She silently crept to a small pile of nettle and bone and turned her cloak around to be similar to the flat grey of most of the ground around her to watch. He moved slowly and deliberately, not like someone who is sick but rather as someone recovering from wounds they are used to. Each footfall was deliberate, each breath practiced. He knew what he was doing and he knew how hard it was. He also knew that he had to keep his wits about him. She tried hard to control her heartbeat, her breathing, but ideas kept popping out of her mouth. Was he some kind of actor? Part of some obscure martial order? Maybe the victim of some practical joke gone awry? Some kind of madman?
The last question, however, was just loud enough. While she was distracted by her own need to know who he is, she kept an eye on him the entire time and had just enough wits about her to realize what happened when he hefted the short spear in his hand as if to throw it and looked toward her, calling out, “Asai? Asai verix pason?”
She sighed and hissed as quietly as possible. Not only did he possibly know where she was, he apparently spoke ancient Imperial.

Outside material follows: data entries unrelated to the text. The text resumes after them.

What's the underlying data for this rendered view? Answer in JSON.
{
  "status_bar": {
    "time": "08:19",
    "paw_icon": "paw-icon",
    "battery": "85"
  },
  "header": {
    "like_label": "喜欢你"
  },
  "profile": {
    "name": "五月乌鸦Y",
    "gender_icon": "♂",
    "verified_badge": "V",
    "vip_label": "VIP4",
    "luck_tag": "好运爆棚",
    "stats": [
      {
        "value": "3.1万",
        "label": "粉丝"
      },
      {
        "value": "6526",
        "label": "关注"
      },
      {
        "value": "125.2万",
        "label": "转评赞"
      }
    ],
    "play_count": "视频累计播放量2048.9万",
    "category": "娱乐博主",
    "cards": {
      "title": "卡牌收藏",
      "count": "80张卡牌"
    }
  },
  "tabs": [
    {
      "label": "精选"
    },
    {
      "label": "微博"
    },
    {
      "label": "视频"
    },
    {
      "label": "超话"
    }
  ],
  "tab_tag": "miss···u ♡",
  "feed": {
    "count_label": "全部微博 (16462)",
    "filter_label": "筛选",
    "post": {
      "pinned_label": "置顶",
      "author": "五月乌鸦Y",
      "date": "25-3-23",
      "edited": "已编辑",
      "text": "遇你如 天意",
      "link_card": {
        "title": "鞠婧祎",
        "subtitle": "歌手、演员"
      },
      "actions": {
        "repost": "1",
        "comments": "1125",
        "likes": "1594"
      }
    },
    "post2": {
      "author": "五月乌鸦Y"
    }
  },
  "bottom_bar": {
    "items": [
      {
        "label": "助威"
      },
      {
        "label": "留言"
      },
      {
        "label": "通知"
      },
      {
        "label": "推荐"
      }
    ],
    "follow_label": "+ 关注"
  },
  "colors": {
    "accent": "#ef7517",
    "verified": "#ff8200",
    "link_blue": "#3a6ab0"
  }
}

Hoping that the shield was no lie, she carefully raised her hands and stood up. “Asai!” She called out in what she knew of ancient Imperial, though it was clear ther her native tongue was accenting her quite a bit. “I am known as Hind, daughter of Iqbal, archer and scientist! Are you of the esteemed and honorable Legions?”
The man lowered his spear slowly. “I am Preatorius, by the name of Caillus of the House of Vortix. Where am I?” She crept closer, keeping her hands clear of her belt and pack. He was a good looking man, with a thin dusting of facial hair and a strong face tempered by compassion and…something else. His skin looked fresh. New. As if he was still a child, yet the size of a man.
“You are in the Boneyard,” she said, trying her best to stay in his language but having to use Low Flendish for the Boneyard itself. “An ancient battlefield where the esteemed and honorable Legions did march against the Unholy Host in the name of our Warden, may she watch over us all.”
He looked around slowly, eyes tracing the escarpment then looking back to the south west, to the forest that made up the barrier of Estra and Flendar. “This is Syvaius? This is what remains of the fertile plains of the Sylvan host?”
She cocked her head to one side. “Sir honorable and noble Judge, what year is it?”
He chuckled softly, “That is simple, it is the three-hundred and forty-seventh year since the descent of the Warden.”
She shook her head slowly. “You may want to sit, honorable and noble Judge. For it has been nearly six hundred years since then.”